(7) “A lonely moon / No other sign of autumn / Than the scarecrow.”

In this poem, Basho captures the melancholy of autumn through the image of a scarecrow standing alone under the moonlight. The scarecrow serves as a symbol of the season’s desolation and quiet beauty.

(8) “Love between us is / Like a temple among / The cherry blossoms.”

In this romantic haiku, Basho compares the love between two people to a temple surrounded by cherry blossoms, suggesting the sacred and enduring nature of their connection.

(9) “Over the wintry / Forest, winds howl in rage / With no leaves to blow.”

This haiku paints a stark image of a leafless forest in winter, where the wind rages with nothing to hold it back. The poem emphasizes the raw power and desolation of the season.

(10) “Year’s end, all / Corners of this / Floating world, swept.”

In this haiku, Basho describes the practice of cleaning one’s home at the end of the year, symbolizing the desire to start afresh and leave the past behind.

The Relevance of Basho’s Poetry in the 21st Century

Despite being written centuries ago, Basho’s poetry continues to resonate in the 21st century.
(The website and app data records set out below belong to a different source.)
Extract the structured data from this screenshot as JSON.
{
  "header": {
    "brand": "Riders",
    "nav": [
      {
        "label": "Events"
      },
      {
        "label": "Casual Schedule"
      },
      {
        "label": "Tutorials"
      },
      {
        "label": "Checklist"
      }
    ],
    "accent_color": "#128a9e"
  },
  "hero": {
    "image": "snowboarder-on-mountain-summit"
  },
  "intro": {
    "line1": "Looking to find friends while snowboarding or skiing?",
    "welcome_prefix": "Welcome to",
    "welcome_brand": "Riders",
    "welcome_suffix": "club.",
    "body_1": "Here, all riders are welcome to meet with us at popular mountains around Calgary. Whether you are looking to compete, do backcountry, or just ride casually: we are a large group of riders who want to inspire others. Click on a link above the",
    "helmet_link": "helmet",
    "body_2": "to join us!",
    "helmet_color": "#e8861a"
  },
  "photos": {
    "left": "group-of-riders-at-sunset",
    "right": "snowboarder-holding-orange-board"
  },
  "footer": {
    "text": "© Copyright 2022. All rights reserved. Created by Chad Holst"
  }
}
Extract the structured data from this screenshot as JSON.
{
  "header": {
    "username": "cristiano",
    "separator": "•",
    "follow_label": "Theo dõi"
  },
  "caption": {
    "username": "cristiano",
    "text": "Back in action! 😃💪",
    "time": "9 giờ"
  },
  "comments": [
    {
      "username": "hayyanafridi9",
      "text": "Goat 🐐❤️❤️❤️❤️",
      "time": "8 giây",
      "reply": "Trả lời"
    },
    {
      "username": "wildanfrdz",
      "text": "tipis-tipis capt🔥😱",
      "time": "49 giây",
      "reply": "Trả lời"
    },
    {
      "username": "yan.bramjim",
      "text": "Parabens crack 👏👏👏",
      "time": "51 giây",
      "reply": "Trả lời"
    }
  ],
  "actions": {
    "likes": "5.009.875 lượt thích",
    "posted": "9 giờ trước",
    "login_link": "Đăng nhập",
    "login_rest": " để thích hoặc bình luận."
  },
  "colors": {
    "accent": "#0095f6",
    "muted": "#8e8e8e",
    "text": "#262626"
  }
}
His deep connection to nature and the human experience transcends time and cultural boundaries, making his work universally appealing. In a world increasingly consumed by technology and urbanization, Basho’s poetry serves as a reminder of the beauty and simplicity of the natural world, as well as the importance of mindfulness and living in the present moment (Stryk & Ikemoto, 2009).

Furthermore, Basho’s wandering spirit and the sense of journey in his work resonate with the modern reader, as people continue to search for meaning and purpose in their lives. The haiku form, with its concise language and focus on capturing the essence of a moment, is also well-suited to the fast-paced, information-driven world of the 21st century, where attention spans are shorter and brevity is often valued (Hass, 1994).

In conclusion, Matsuo Basho’s life and work continue to have a lasting impact on the world of poetry and beyond. His haiku, rooted in the beauty of nature and the human experience, remain relevant and inspiring in the 21st century, providing a timeless connection to the natural world and the eternal human search for meaning and understanding.


Hass, R. (1994). The Essential Haiku: Versions of Basho, Buson, and Issa. New York: The Ecco Press.

Stryk, L., & Ikemoto, T. (2009). On Love and Barley: Haiku of Basho. London: Penguin Classics.

Ueda, M. (1992). Basho and His Interpreters: Selected Hokku with Commentary. Stanford, CA: Stanford University Press.

- Advertisment -

Dive Deeper

The Mysterious World Hum

Meditation & Mindfulness

error: Content is protected !!